All that is needed is the number of lines in the records that contain the word "true", stated without anything else.

#### Entries supplied ####

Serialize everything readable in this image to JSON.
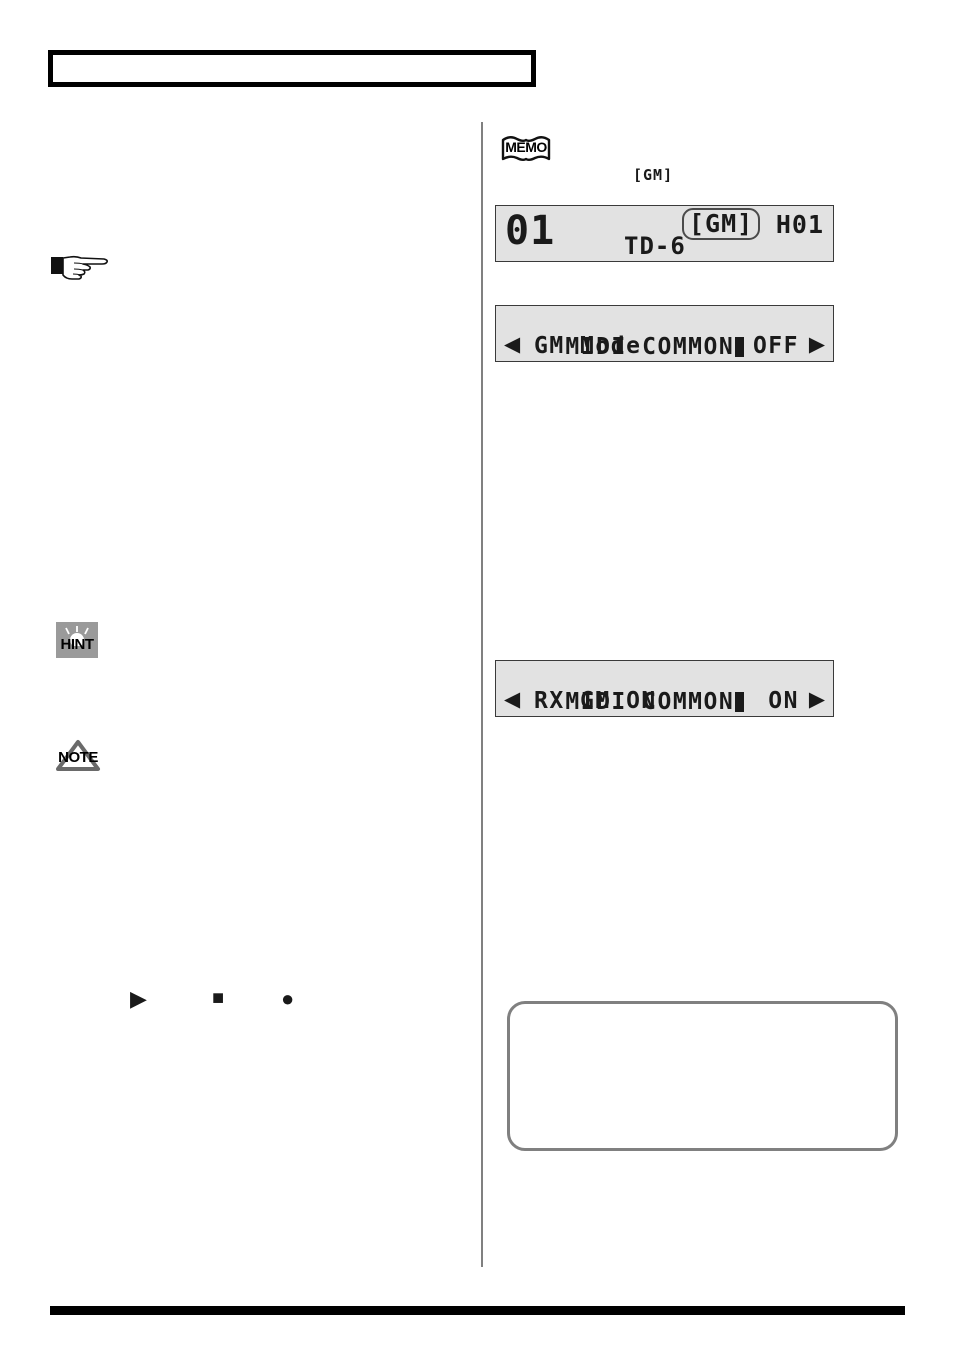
{
  "page": {
    "header_title": "",
    "bottom_rule_visible": true,
    "divider_visible": true
  },
  "markers": {
    "memo_label": "MEMO",
    "hint_label": "HINT",
    "note_label": "NOTE",
    "hand_label": "pointing-hand"
  },
  "left_column": {
    "paragraphs": [
      {
        "id": "p1",
        "text": ""
      },
      {
        "id": "p2",
        "text": ""
      },
      {
        "id": "p3",
        "text": ""
      },
      {
        "id": "p4",
        "text": ""
      },
      {
        "id": "p5",
        "text": ""
      },
      {
        "id": "p6",
        "text": ""
      }
    ],
    "transport": {
      "play_symbol": "▶",
      "stop_symbol": "■",
      "record_symbol": "●"
    }
  },
  "right_column": {
    "paragraphs": [
      {
        "id": "r1",
        "text": ""
      },
      {
        "id": "r2",
        "text": ""
      },
      {
        "id": "r3",
        "text": ""
      },
      {
        "id": "r4",
        "text": ""
      }
    ],
    "lcd_caption": "[GM]",
    "callout_text": ""
  },
  "lcd_screens": [
    {
      "id": "kit-screen",
      "kit_number": "01",
      "kit_name": "TD-6",
      "gm_tag": "[GM]",
      "gm_tag_highlighted": true,
      "right_value": "H01"
    },
    {
      "id": "gm-mode-screen",
      "title": "MIDI COMMON",
      "title_cursor": true,
      "param": "GM Mode",
      "value": "OFF",
      "arrow_left": "◀",
      "arrow_right": "▶"
    },
    {
      "id": "rx-gm-on-screen",
      "title": "MIDI COMMON",
      "title_cursor": true,
      "param": "RX GM ON",
      "value": "ON",
      "arrow_left": "◀",
      "arrow_right": "▶"
    }
  ],
  "colors": {
    "lcd_background": "#e2e2e2",
    "lcd_border": "#3a3a3a",
    "lcd_text": "#1a1a1a",
    "divider": "#808080",
    "callout_border": "#808080",
    "rule": "#000000",
    "hint_badge_bg": "#9a9a9a"
  }
}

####

Your solution
5